Come and visit Dumphlun!
History. South of the road from Nevers to Château-Chinon (Nièvre, Burgundy), the chateau and farm of Dumphlun stand on a hill overlooking the Andarge valley.
This site has been occupied for a very long time, as the Celtic roots of its name testify: "Dun" indicates a fortress and "flun" a river.
The origins of the current chateau date back to the 15th century when the d'Anlezy family built a new defensive castle near the medieval castle of Billy, which had been besieged and destroyed during the Hundred Years' War (1428).
During the Renaissance, Dumphlun became a seigneurial residence. A colorful figure of that time is Imbert d'Anlezy, veteran of the Italian wars, one of the hundred members of the King's household, who wrote a "Book of Fortune" illustrated by the famous painter Jean Cousin the Younger.
In the 17th and 18th centuries, Dumphlun became the residence of the Marquis de Rémigny, an influential family in Nevers and the Nivernais. A monumental project was prepared by two Parisian architects: Jean-Baptiste Leroux, whose plans have been preserved, and Jean Babin, who supervised the transformation of Dumphlun. A new wing was added to the chateau, as well as very large outbuildings with the same volumes and Mansard-style roofs.
This farm, the largest "model farm" in the Nièvre region, prospered in the 19th century, when it was a place of innovation for agriculture and breeding.
Take a guided tour, attend our summer events, visit the restoration site... there are many different ways to discover Dumphlun and what it reflects of the history of the Nivernais.
Open to visitors every day from July 8 to August 16, 2021:
Visit of the farmyard, the garden and the panorama on the forest of Amognes every day from 10:30 am to 1:30 pm and from 2 pm to 5 pm.
Guided tour of the interiors every day at 10:30 am (prior registration preferable in case of affluence - groups limited to 12 people + their children).
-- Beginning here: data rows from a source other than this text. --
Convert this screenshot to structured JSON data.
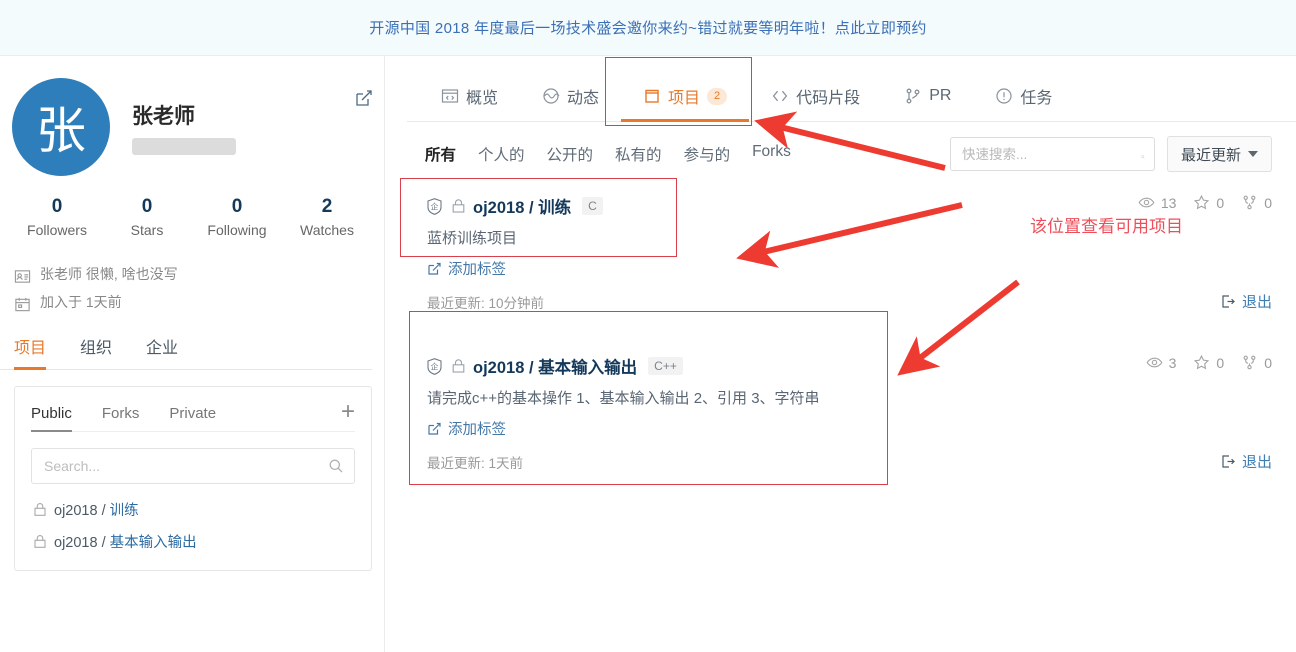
{
  "banner": {
    "text": "开源中国 2018 年度最后一场技术盛会邀你来约~错过就要等明年啦！点此立即预约"
  },
  "profile": {
    "avatar_initial": "张",
    "avatar_color": "#2e7ebb",
    "name": "张老师",
    "username_redacted": true,
    "edit_icon": "edit-pencil-icon",
    "stats": [
      {
        "num": "0",
        "label": "Followers"
      },
      {
        "num": "0",
        "label": "Stars"
      },
      {
        "num": "0",
        "label": "Following"
      },
      {
        "num": "2",
        "label": "Watches"
      }
    ],
    "bio": [
      {
        "icon": "profile-card-icon",
        "text": "张老师 很懒, 啥也没写"
      },
      {
        "icon": "calendar-icon",
        "text": "加入于 1天前"
      }
    ]
  },
  "sidebar": {
    "tabs": [
      {
        "label": "项目",
        "active": true
      },
      {
        "label": "组织",
        "active": false
      },
      {
        "label": "企业",
        "active": false
      }
    ],
    "panel": {
      "tabs": [
        {
          "label": "Public",
          "active": true
        },
        {
          "label": "Forks",
          "active": false
        },
        {
          "label": "Private",
          "active": false
        }
      ],
      "add_icon": "plus-icon",
      "search_placeholder": "Search...",
      "search_value": "",
      "search_icon": "search-icon",
      "repos": [
        {
          "icon": "lock-icon",
          "owner": "oj2018",
          "sep": "/",
          "name": "训练"
        },
        {
          "icon": "lock-icon",
          "owner": "oj2018",
          "sep": "/",
          "name": "基本输入输出"
        }
      ]
    }
  },
  "main": {
    "tabs": [
      {
        "label": "概览",
        "icon": "overview-icon",
        "active": false,
        "count": ""
      },
      {
        "label": "动态",
        "icon": "activity-icon",
        "active": false,
        "count": ""
      },
      {
        "label": "项目",
        "icon": "projects-icon",
        "active": true,
        "count": "2"
      },
      {
        "label": "代码片段",
        "icon": "code-snippet-icon",
        "active": false,
        "count": ""
      },
      {
        "label": "PR",
        "icon": "pull-request-icon",
        "active": false,
        "count": ""
      },
      {
        "label": "任务",
        "icon": "issue-icon",
        "active": false,
        "count": ""
      }
    ],
    "filters": [
      {
        "label": "所有",
        "active": true
      },
      {
        "label": "个人的",
        "active": false
      },
      {
        "label": "公开的",
        "active": false
      },
      {
        "label": "私有的",
        "active": false
      },
      {
        "label": "参与的",
        "active": false
      },
      {
        "label": "Forks",
        "active": false
      }
    ],
    "quick_search": {
      "placeholder": "快速搜索...",
      "value": "",
      "icon": "search-icon"
    },
    "sort": {
      "label": "最近更新",
      "icon": "chevron-down-icon"
    },
    "projects": [
      {
        "enterprise_icon": "enterprise-badge-icon",
        "lock_icon": "lock-icon",
        "owner": "oj2018",
        "sep": "/",
        "name": "训练",
        "language": "C",
        "description": "蓝桥训练项目",
        "add_tag_label": "添加标签",
        "updated": "最近更新: 10分钟前",
        "quit_label": "退出",
        "watches": "13",
        "stars": "0",
        "forks": "0"
      },
      {
        "enterprise_icon": "enterprise-badge-icon",
        "lock_icon": "lock-icon",
        "owner": "oj2018",
        "sep": "/",
        "name": "基本输入输出",
        "language": "C++",
        "description": "请完成c++的基本操作 1、基本输入输出 2、引用 3、字符串",
        "add_tag_label": "添加标签",
        "updated": "最近更新: 1天前",
        "quit_label": "退出",
        "watches": "3",
        "stars": "0",
        "forks": "0"
      }
    ]
  },
  "annotations": {
    "color": "#ef4e5a",
    "note_text": "该位置查看可用项目"
  }
}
Free for children up to 14 years old. Reservations can also be made on the online ticketing site Patrivia